Is 'enjoy' the right word to describe the book? It was an interesting insight, but was it an enjoyable read?
Some felt it was like homework and found it upsetting and hard to read. In saying that, although based in the 20s/30s, still felt it was relevant today. We felt uplifted by conclusions.
Was the author actually quite arrogant as he chose to live that life and could stop at anytime. Also seemed to be in the tone of the book. Seemed implied he went to his aunt in Paris for respite on occasion too, but could a book like this be written in any other way?
Are we better people for having read the book and will it last?
Has society's attitude overall changed?
So lots of food for thought this month. What did you think? Do you agree with our comments?
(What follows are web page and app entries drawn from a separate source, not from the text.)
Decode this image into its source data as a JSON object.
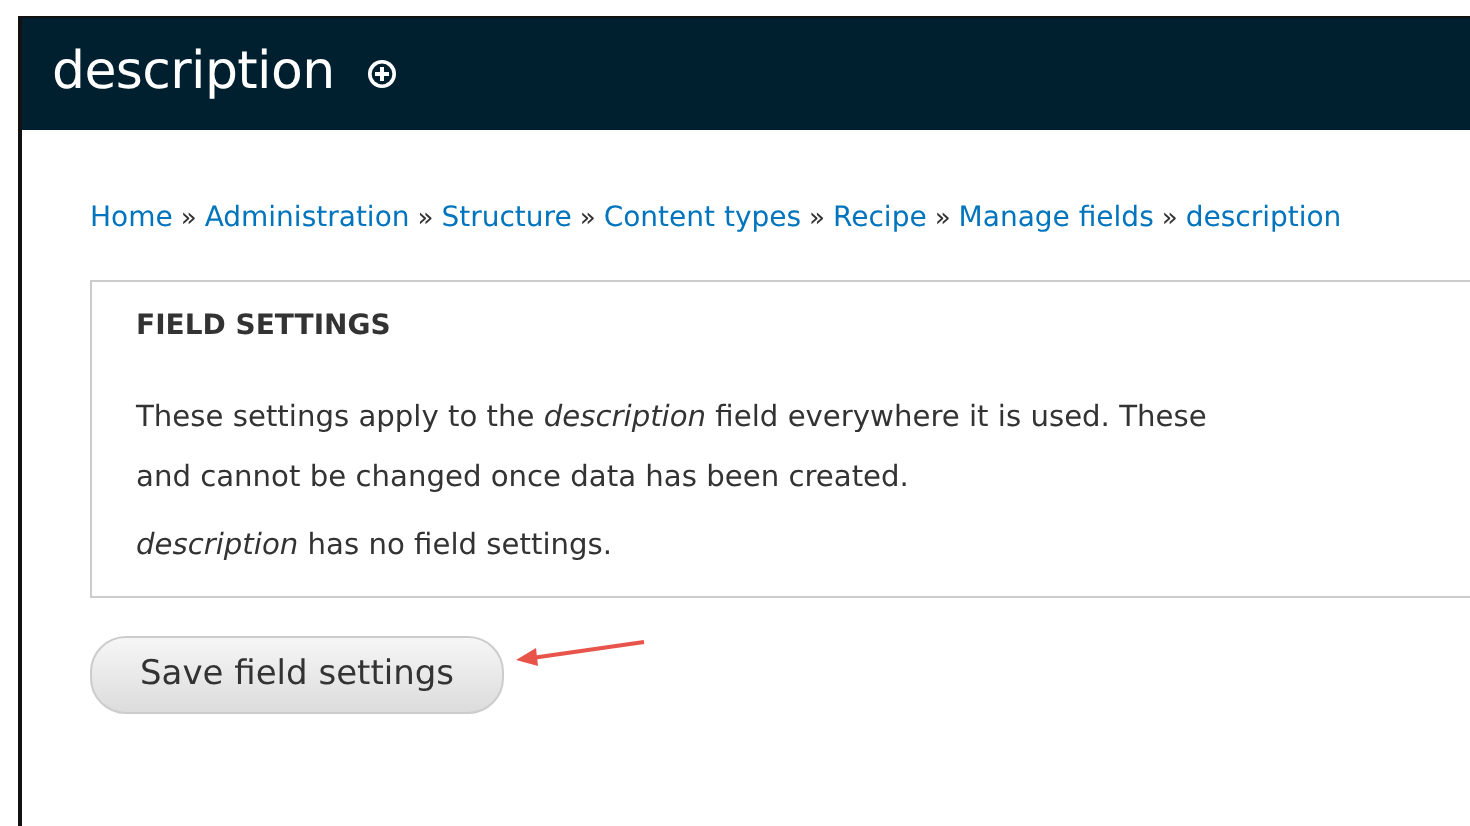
{
  "page_title": "description",
  "breadcrumb": [
    "Home",
    "Administration",
    "Structure",
    "Content types",
    "Recipe",
    "Manage fields",
    "description"
  ],
  "breadcrumb_separator": "»",
  "fieldset": {
    "legend": "FIELD SETTINGS",
    "description_lines": [
      "These settings apply to the *description* field everywhere it is used. These",
      "and cannot be changed once data has been created."
    ],
    "note": "*description* has no field settings."
  },
  "buttons": [
    "Save field settings"
  ]
}
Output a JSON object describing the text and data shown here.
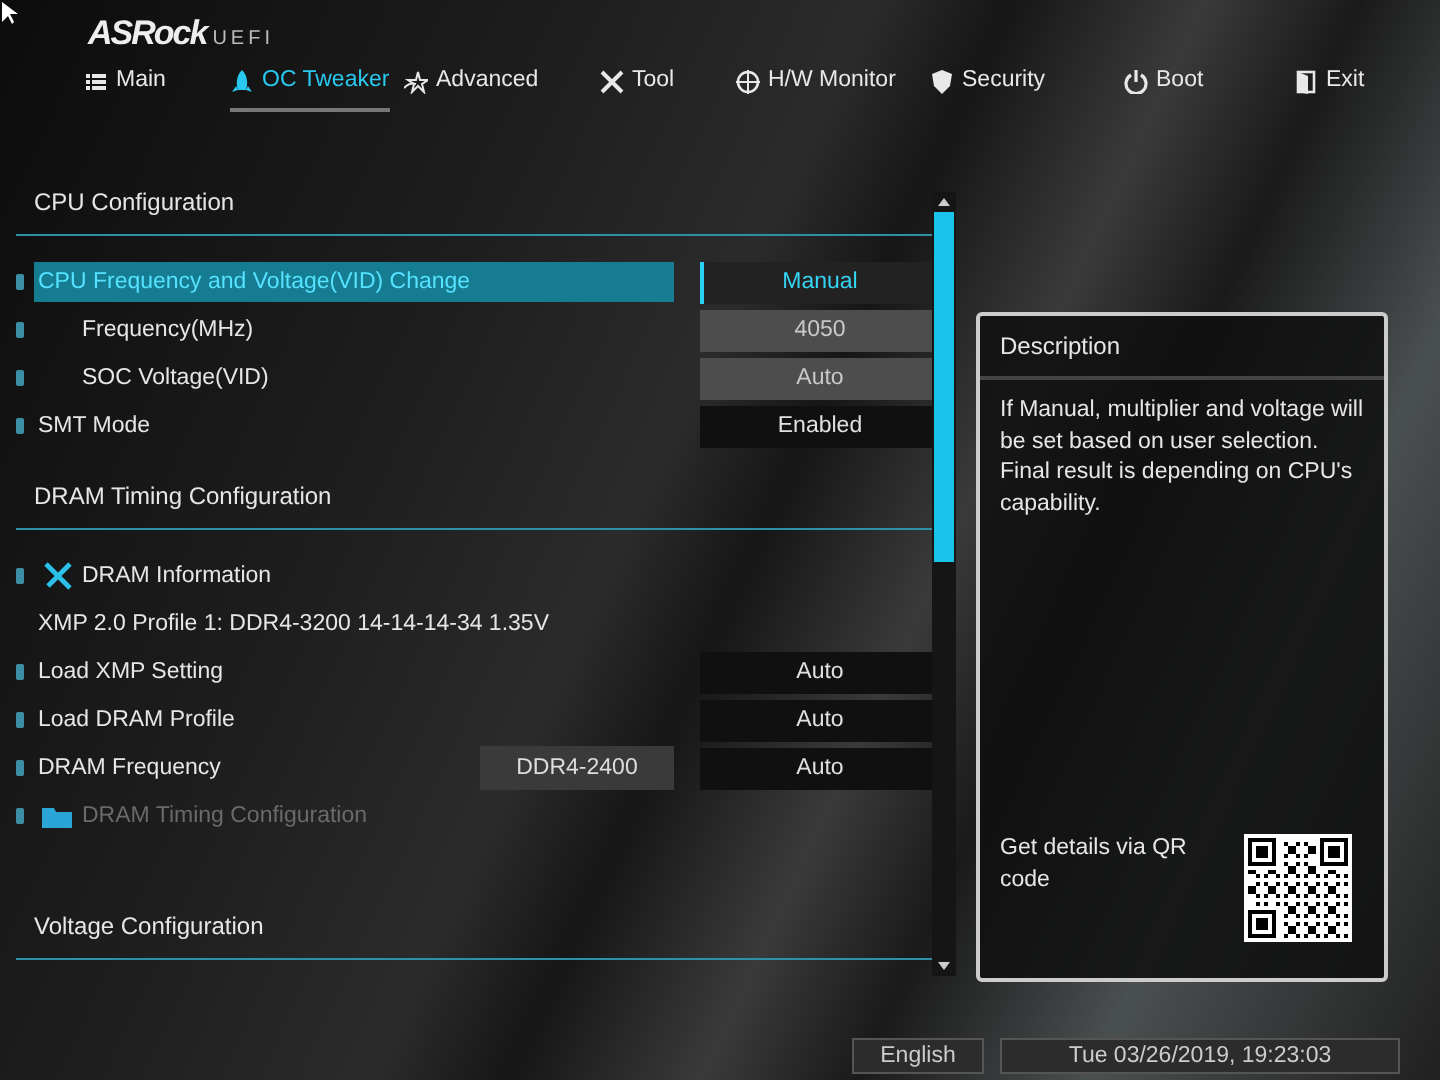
{
  "header": {
    "logo": "ASRock",
    "logo_suffix": "UEFI"
  },
  "tabs": [
    {
      "label": "Main",
      "selected": false
    },
    {
      "label": "OC Tweaker",
      "selected": true
    },
    {
      "label": "Advanced",
      "selected": false
    },
    {
      "label": "Tool",
      "selected": false
    },
    {
      "label": "H/W Monitor",
      "selected": false
    },
    {
      "label": "Security",
      "selected": false
    },
    {
      "label": "Boot",
      "selected": false
    },
    {
      "label": "Exit",
      "selected": false
    }
  ],
  "sections": [
    {
      "heading": "CPU Configuration",
      "items": [
        {
          "kind": "setting",
          "label": "CPU Frequency and Voltage(VID) Change",
          "value": "Manual",
          "selected": true,
          "disabled": false,
          "children": [
            {
              "kind": "setting",
              "label": "Frequency(MHz)",
              "value": "4050",
              "selected": false,
              "disabled": true
            },
            {
              "kind": "setting",
              "label": "SOC Voltage(VID)",
              "value": "Auto",
              "selected": false,
              "disabled": true
            }
          ]
        },
        {
          "kind": "setting",
          "label": "SMT Mode",
          "value": "Enabled",
          "selected": false,
          "disabled": false
        }
      ]
    },
    {
      "heading": "DRAM Timing Configuration",
      "items": [
        {
          "kind": "info",
          "label": "DRAM Information"
        },
        {
          "kind": "text",
          "label": "XMP 2.0 Profile 1: DDR4-3200 14-14-14-34 1.35V"
        },
        {
          "kind": "setting",
          "label": "Load XMP Setting",
          "value": "Auto",
          "selected": false,
          "disabled": false
        },
        {
          "kind": "setting",
          "label": "Load DRAM Profile",
          "value": "Auto",
          "selected": false,
          "disabled": false
        },
        {
          "kind": "setting",
          "label": "DRAM Frequency",
          "current": "DDR4-2400",
          "value": "Auto",
          "selected": false,
          "disabled": false
        },
        {
          "kind": "submenu",
          "label": "DRAM Timing Configuration",
          "disabled": true
        }
      ]
    },
    {
      "heading": "Voltage Configuration"
    }
  ],
  "description": {
    "title": "Description",
    "text": "If Manual, multiplier and voltage will be set based on user selection. Final result is depending on CPU's capability.",
    "qr_text": "Get details via QR code"
  },
  "footer": {
    "language": "English",
    "datetime": "Tue 03/26/2019, 19:23:03"
  }
}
Let me know in the comments below.
Thanks to Jan we also have a word for the month - Hecatomb - comes from Greek mythology meaning the gigantic sacrifice
can't say we ... stuff here! don't learn
Next month we'll be discussing 'The peculiar life of a lonely postman' by Denis Theriault and the terrible puns will return as I'll think of something
funny to write, until then...:)